### INSTRUCTIONS TO FOLLOW
What is the count of lines in the listing below that hold the string "додаток"? Reply with that number alone.

▶

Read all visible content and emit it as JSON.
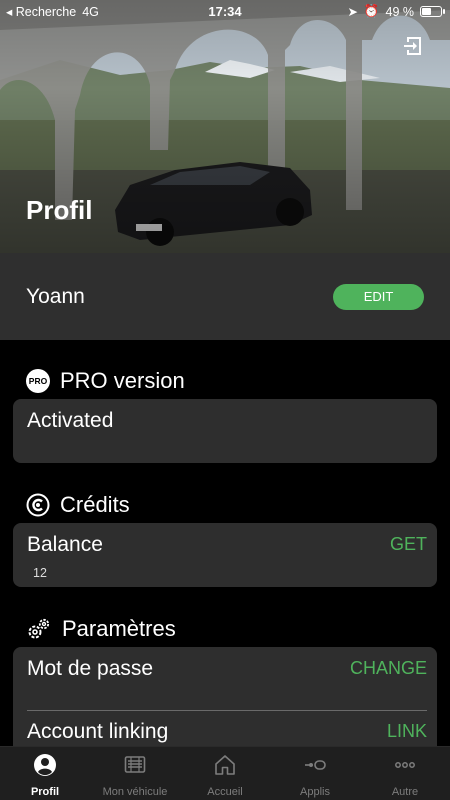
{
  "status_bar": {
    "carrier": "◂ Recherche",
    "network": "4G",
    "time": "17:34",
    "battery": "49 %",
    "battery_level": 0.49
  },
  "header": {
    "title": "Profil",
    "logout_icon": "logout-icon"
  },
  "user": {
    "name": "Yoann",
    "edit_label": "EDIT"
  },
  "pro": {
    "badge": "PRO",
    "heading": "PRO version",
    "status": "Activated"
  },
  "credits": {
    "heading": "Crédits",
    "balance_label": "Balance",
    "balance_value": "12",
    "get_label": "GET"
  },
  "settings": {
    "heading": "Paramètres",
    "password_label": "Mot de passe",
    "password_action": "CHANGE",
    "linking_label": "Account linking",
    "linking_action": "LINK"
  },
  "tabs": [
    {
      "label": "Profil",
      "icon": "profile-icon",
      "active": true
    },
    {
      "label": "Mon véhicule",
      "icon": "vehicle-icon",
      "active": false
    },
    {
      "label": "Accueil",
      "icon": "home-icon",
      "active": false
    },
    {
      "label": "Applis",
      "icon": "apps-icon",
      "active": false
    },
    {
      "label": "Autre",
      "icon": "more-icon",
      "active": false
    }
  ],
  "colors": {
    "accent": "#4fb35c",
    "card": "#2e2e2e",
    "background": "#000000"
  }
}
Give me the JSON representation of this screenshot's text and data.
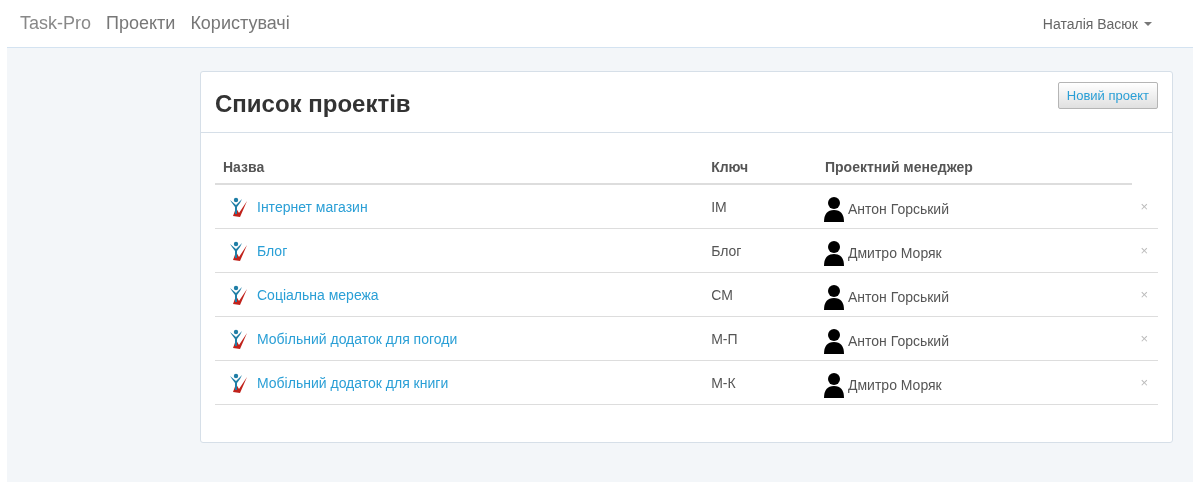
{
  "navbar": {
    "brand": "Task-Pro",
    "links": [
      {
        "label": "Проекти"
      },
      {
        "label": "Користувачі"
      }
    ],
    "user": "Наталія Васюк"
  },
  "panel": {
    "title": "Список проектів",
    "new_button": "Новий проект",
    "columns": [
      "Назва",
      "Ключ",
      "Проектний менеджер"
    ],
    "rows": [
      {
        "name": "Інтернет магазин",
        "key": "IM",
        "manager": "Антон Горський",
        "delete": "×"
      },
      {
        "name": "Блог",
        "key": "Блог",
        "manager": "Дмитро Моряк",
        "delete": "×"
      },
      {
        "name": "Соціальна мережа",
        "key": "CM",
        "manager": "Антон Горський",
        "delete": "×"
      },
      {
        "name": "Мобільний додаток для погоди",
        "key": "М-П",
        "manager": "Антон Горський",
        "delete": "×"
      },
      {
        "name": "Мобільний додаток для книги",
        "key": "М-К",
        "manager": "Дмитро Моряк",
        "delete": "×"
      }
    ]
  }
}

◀
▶

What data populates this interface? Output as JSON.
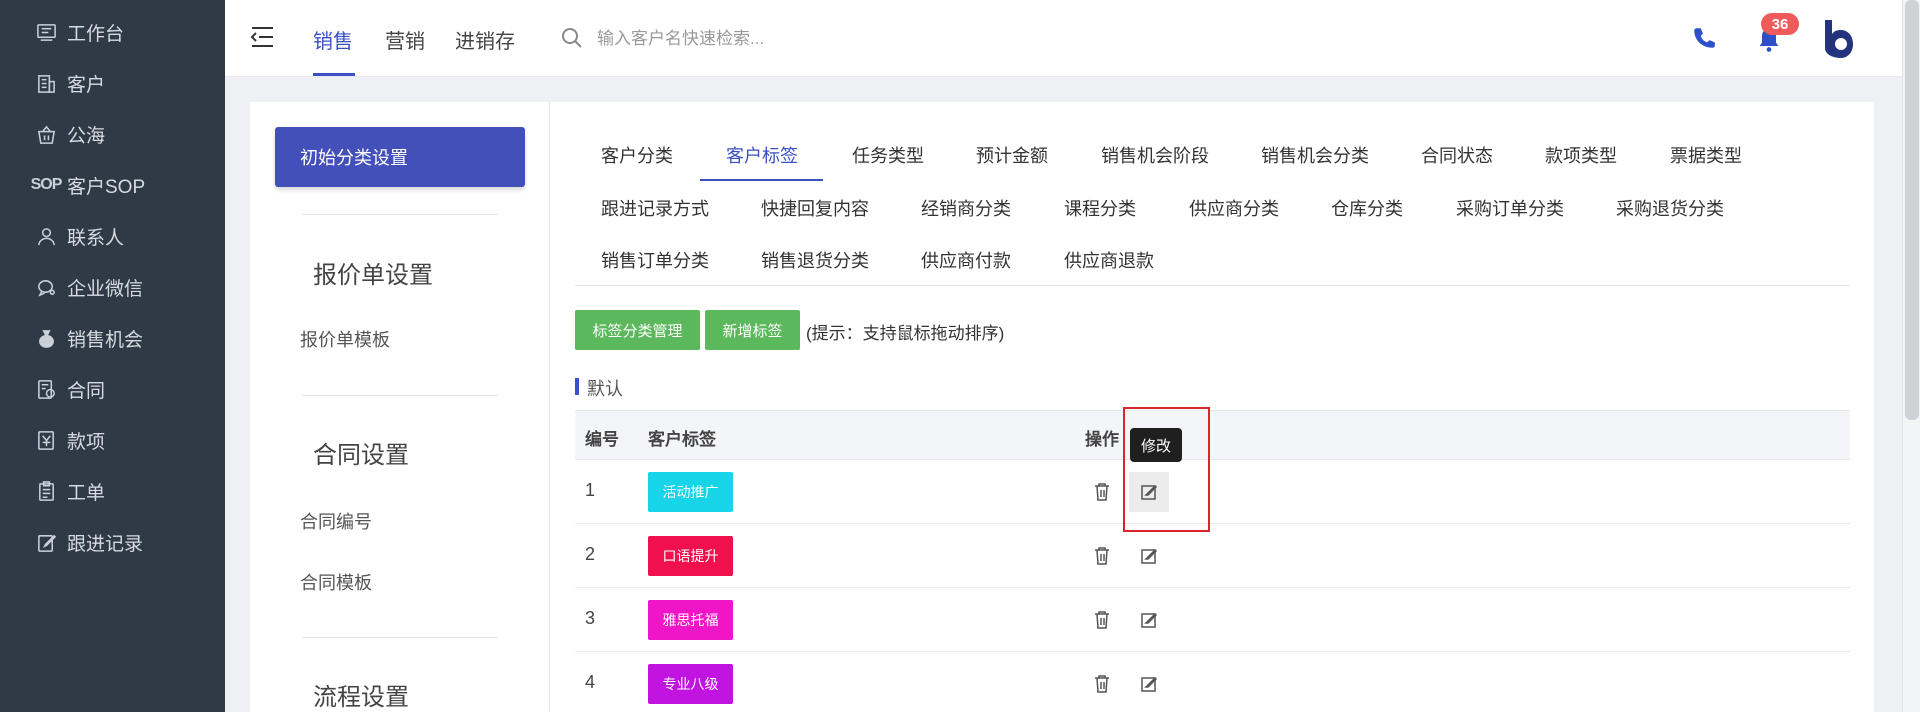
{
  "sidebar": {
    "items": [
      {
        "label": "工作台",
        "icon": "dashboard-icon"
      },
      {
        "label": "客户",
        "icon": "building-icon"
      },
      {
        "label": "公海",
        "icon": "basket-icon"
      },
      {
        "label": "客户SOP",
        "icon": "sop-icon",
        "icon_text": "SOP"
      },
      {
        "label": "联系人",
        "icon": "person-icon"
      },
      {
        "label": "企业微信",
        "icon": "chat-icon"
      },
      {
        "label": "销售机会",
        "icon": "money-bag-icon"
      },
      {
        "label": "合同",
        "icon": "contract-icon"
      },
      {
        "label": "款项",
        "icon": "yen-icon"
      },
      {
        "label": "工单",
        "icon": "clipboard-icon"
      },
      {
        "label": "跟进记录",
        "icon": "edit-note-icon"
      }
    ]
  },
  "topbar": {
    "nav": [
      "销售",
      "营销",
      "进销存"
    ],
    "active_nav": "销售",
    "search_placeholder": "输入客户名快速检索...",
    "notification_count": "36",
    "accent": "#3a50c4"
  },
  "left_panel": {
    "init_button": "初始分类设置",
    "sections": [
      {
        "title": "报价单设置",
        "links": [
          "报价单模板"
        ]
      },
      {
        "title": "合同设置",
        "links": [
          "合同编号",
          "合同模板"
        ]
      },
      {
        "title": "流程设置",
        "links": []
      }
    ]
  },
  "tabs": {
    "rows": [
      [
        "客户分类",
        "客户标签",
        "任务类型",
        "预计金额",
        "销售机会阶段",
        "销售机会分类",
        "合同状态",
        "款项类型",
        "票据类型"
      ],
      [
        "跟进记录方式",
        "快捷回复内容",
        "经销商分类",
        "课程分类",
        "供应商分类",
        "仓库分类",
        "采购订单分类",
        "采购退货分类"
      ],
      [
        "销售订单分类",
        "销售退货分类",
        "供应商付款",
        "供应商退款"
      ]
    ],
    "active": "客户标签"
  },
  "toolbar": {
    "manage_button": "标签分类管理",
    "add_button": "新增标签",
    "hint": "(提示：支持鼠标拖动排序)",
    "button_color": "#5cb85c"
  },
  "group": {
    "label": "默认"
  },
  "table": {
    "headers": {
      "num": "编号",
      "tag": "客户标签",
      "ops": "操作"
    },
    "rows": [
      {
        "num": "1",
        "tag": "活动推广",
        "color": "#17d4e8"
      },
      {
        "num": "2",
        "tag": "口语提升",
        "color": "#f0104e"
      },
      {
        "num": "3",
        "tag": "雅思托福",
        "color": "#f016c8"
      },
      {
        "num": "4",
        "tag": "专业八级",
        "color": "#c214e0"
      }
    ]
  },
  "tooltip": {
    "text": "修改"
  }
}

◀

### COMPLETED EXERCISE
2